Differences in competencies: Baccalaureate of Science versus Associate of Science in Nursing
Grand Canyon University: Profession Dynamics Section 0106
September 30, 2012
Baccalaureate of Science versus Associate of Science in Nursing
There are three educational pathways to becoming a Registered nurse. These include baccalaureate, associate degree, and diploma programs (Friberg et al, 2011). It has been proven in various studies that nurses with a higher level of education provide better quality patient care versus the associate level nurse (Rosseter, 2012). There are several differences in competencies between a associate and baccalaureate nurse that include ...view middle of the document...
The associates’ degree in nursing is generally a two year program that provides the student with general education courses and clinical nursing courses. These programs are designed to provide an educational framework that emphasizes the principle of life-long learning. At a program such as the ADN at Mercer Community County College the student will develop a broad knowledge base that will allow them to communicate clearly, read analytically, and to use critically thinking and problem solving skills (MCCC, 2012). The student will also be able to provide health promotion education and maintenance of optimal health to meet the needs of the community in a competent and safe manner (MCCC, 2012). The student will be able to communicate in a professional manner, use the nursing process to diagnose and treat individuals with alterations in health, and will have the ability to collaborate with other members of a health care team (MCCC, 2012)
Differences Between BSN and AS prepared RN’s
There have been several studies that show differences in patient outcomes for patients cared for by Baccalaureate nurses versus associate nurses. The level of education makes a difference in the nurse’s competency level, amount of expertise in different aspects of patient care, and differences in patient mortality rates (Aiken, Clarke, Cheung, Sloane, & Silber, 2003).
A study published by the journal of the American Medical Association on September 24, 2003 by Dr. Linda Aikens and her colleagues at the University of Pennsylvania found a link between a higher level of nursing education and improved patient outcomes (Aiken et. Al.,2003). The study found that surgical patients had increased survival rates in hospitals that had a higher proportion of nurses with a Baccalaureate degree (Aiken et al., 2003). Also, it was also found that a higher the proportion of nurses with Baccalaureate degrees experienced overall lower mortality rates and failure-to-rescue rates (Aiken et al., 2003).
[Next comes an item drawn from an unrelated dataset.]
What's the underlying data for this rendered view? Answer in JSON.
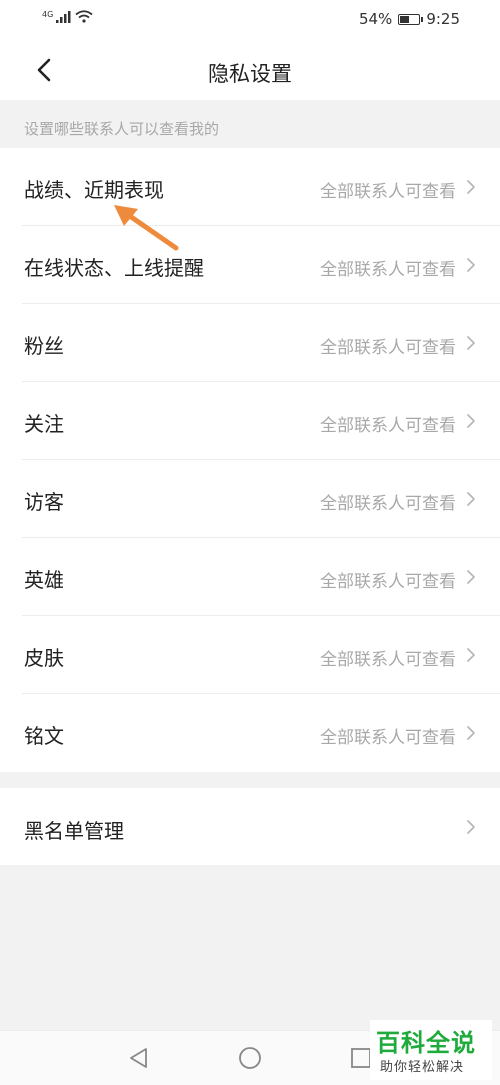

Another study reported by the Milbank Memorial Fund in 2001 found that there were higher incidences of procedural violations and medication errors made by associate degree nurses versus the Baccalaureate nurses (Fagin, 2001). A 2001 survey published in the Journal of Nursing Administration, the Chief nurse officers in university hospitals noted differences in practice between the associate degree nurse versus the Baccalaureate nurses (Goode, et al 2001). They found that the Baccalaureate nurses were stronger in the areas of leadership and critical thinking (Goode et al., 2001). The research also shows that associate degree level nurses develop stronger professional level skills after obtaining a Baccalaureate degree (Phillips et al., 2002). These graduates showed a higher level of competency in nursing practice, leadership, evaluation, communication, and in research (Phillips et al., 2002)..
The need for a higher level of...